Webster's Revised Unabridged Dictionary, published 1913 by G. & C. Merriam Co.
References in periodicals archive ?
In particular, in the wake of Sheldon Pollock's 2006 Language of the Gods, much attention has been paid to Asia-wide processes of literization, philologization, literarization, and finally translation or vernacularization, when local "languages of the place" came into contact with global "languages of the road," such as Sanskrit, Arabic, or Persian.
The theoretical framework delineates the historical shift in the Holocaust's public status in Israeli society, reconceptualizing this shift as a process of vernacularization before elaborating on the study of vernacular to explain why participatory media constitute a natural platform for the examination of this process.
This discursive thrust intersects with the long-standing interest in the construction of historical agency through processes such as "domestication" and "vernacularization" in Southeast Asian historiography (Reynolds 1995, p.
The marginalization of the saama future in this time period can be explained by the late 17th-century vernacularization reform led by Bible translators (Adrian Virginius, Johann Hornung) (see 3.1).
She covers the languages ideology, the staying power of an illusion, entrenchment and the linguistic individual, conventionalization and the illusion of shared grammar, and vernacularization. ([umlaut] Ringgold, Inc., Portland, OR)
The literization of Vietnamese, Korean, and Japanese into autochthonous phonetic scripts, which occurred between the ninth and fifteenth centuries, has generally been viewed as processes of vernacularization by enabling writing in the local languages.
The person of this priest exemplifies the constant process of the vernacularization of the temple reflected in the uniqueness of the everyday rituals conducted by him.

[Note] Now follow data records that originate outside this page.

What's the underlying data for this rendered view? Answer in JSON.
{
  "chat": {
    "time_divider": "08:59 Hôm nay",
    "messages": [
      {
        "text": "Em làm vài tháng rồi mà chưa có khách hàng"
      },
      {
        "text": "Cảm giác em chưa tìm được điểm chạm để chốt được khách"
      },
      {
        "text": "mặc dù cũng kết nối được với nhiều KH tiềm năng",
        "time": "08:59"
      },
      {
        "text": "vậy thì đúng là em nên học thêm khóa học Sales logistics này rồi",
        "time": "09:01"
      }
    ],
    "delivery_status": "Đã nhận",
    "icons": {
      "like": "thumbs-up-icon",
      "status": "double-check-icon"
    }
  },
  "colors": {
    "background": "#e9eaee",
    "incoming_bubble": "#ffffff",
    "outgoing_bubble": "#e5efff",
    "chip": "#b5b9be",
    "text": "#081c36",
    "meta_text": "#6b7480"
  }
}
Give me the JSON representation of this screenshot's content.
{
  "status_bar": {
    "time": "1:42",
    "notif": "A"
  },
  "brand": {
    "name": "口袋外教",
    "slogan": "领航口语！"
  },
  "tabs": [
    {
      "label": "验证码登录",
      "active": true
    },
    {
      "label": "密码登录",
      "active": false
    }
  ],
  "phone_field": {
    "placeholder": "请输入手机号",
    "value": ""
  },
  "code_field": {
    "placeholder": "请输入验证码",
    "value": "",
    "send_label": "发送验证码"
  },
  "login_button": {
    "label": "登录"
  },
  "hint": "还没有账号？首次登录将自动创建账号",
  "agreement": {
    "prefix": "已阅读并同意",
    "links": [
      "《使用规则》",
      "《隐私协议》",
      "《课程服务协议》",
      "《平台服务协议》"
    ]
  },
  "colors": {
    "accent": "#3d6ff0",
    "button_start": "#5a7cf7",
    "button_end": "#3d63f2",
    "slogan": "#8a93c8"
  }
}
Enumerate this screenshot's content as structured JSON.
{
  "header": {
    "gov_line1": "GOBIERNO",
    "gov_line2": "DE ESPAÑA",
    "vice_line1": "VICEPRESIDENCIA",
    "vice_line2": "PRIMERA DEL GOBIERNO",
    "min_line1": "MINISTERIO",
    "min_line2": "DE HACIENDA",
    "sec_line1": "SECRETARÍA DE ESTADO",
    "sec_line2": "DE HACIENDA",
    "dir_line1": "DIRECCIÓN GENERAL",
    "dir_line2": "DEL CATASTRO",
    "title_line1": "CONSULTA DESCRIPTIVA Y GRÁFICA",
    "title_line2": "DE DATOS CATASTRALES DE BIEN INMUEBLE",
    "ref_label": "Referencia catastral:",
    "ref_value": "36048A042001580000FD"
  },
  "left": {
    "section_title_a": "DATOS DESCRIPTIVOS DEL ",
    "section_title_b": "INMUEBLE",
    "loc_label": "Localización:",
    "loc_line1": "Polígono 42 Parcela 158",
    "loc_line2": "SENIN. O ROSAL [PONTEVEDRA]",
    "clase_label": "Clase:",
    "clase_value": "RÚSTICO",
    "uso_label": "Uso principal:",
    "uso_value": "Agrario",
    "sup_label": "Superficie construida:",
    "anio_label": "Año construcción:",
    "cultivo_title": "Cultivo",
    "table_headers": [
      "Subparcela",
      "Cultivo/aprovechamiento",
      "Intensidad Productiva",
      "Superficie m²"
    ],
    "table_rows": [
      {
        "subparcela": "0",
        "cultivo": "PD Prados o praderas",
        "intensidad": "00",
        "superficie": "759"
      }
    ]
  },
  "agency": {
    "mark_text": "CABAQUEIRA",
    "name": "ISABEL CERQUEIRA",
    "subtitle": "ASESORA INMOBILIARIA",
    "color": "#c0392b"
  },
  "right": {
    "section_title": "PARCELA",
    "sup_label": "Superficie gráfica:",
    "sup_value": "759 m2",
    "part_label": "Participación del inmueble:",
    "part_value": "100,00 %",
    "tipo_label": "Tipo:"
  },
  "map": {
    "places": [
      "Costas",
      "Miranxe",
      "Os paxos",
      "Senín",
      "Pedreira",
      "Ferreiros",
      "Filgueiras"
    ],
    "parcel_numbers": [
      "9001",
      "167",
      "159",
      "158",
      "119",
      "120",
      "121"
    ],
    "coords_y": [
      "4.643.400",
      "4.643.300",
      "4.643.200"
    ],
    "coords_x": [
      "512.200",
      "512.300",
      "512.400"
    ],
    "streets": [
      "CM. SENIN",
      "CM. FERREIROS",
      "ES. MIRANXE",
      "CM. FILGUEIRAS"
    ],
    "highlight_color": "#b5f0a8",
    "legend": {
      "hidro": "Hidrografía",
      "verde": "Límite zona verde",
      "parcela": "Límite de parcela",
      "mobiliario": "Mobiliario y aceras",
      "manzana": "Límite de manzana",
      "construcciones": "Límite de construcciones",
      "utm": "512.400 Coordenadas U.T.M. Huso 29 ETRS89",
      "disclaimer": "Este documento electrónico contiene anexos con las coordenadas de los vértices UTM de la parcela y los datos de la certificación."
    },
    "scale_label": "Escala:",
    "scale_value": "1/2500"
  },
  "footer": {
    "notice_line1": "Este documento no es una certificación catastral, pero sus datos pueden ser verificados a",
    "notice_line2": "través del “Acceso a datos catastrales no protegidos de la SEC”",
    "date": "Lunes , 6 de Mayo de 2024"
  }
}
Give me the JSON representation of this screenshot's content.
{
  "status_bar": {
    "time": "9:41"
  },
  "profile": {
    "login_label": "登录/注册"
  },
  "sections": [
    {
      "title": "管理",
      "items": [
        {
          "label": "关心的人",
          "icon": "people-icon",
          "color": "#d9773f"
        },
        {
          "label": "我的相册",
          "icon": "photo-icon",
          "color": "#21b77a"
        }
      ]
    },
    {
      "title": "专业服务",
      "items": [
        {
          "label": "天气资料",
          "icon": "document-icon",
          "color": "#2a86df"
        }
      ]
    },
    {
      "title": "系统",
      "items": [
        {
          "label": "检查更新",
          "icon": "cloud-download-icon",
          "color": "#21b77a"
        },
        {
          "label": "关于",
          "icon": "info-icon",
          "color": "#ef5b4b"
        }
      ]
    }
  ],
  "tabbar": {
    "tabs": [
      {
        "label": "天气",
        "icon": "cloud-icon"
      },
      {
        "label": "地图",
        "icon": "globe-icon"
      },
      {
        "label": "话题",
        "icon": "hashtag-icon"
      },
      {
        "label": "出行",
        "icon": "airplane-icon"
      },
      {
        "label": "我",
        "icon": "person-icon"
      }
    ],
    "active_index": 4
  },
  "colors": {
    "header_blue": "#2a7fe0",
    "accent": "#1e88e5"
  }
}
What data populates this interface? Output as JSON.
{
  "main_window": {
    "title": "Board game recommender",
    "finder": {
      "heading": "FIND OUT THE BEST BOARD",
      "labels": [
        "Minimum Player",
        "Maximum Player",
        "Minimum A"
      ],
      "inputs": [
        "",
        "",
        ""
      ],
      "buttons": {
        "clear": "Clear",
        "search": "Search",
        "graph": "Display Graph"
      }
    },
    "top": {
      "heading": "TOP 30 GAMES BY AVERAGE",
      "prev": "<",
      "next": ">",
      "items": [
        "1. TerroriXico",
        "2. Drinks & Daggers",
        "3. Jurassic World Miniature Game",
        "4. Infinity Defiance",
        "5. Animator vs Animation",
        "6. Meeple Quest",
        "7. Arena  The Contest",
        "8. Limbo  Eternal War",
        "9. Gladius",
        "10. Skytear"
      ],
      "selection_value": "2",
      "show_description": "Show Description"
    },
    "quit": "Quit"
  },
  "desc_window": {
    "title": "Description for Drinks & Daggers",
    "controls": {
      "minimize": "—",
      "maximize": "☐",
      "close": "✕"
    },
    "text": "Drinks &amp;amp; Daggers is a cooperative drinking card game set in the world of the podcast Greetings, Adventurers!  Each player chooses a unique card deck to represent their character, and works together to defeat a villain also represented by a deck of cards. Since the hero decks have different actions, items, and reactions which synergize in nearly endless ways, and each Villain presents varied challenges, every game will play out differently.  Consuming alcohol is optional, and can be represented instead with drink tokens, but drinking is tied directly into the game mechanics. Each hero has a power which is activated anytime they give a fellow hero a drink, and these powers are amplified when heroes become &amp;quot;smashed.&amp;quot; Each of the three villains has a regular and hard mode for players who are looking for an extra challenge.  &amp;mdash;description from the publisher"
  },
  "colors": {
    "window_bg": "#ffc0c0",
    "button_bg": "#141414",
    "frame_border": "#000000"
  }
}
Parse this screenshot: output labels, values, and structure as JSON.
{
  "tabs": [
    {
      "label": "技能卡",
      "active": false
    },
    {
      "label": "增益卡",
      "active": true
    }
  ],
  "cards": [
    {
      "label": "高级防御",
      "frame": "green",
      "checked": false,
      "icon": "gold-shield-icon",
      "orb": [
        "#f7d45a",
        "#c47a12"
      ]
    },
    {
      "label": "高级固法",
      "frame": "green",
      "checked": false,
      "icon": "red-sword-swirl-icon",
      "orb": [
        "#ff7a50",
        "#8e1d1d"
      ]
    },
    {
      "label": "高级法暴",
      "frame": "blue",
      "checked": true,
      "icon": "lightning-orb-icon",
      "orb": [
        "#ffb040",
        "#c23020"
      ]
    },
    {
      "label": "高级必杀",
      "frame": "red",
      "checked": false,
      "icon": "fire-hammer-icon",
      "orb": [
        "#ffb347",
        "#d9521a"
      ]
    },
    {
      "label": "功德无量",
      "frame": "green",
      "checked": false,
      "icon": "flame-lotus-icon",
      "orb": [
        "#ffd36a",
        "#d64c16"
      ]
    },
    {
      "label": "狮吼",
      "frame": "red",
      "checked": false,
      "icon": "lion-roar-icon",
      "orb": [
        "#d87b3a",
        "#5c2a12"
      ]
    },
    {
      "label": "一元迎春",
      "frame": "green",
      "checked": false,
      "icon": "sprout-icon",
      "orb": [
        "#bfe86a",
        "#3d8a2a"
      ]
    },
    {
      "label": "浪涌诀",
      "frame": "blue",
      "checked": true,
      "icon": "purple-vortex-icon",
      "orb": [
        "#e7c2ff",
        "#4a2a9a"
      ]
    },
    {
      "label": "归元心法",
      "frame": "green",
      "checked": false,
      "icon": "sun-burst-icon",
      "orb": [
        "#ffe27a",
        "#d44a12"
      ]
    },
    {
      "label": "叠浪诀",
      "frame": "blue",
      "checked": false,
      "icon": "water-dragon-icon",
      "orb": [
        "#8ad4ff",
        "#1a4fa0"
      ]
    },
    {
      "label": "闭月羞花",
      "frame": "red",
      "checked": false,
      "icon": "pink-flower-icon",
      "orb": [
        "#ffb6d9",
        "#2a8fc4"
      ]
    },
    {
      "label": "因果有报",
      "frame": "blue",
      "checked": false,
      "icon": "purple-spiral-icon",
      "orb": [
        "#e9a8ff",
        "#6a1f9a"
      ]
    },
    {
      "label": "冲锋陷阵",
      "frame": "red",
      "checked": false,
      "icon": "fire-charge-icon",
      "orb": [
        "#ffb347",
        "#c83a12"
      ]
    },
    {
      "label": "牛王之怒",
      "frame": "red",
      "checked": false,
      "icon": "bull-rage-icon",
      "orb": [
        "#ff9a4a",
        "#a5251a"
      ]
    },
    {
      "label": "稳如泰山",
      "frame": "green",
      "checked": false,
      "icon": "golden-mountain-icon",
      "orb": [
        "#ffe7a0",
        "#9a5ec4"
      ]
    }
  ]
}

Avorti, "The Vernacularization of Scripture and African Beliefs: The Story of the Gerasene Demoniac among the Ewe of West Africa," in The Bible in Africa: Transactions, Trajectories, and Trends, ed.
Apart from dealing with the usual aspects of the controversy between Lin and the advocates of vernacularization, Yoshikawa also analyzes the relation between Beijing University chancellor Cai Yuanpei and Lin Shu and some issues related to his two novelettes, "Mr.
Butterfield focuses on Hu's rhetorical attempt to transform Chinese culture in the Literary Revolution through "a Sophistic lens," including vernacularization that was designed to empower citizens through language.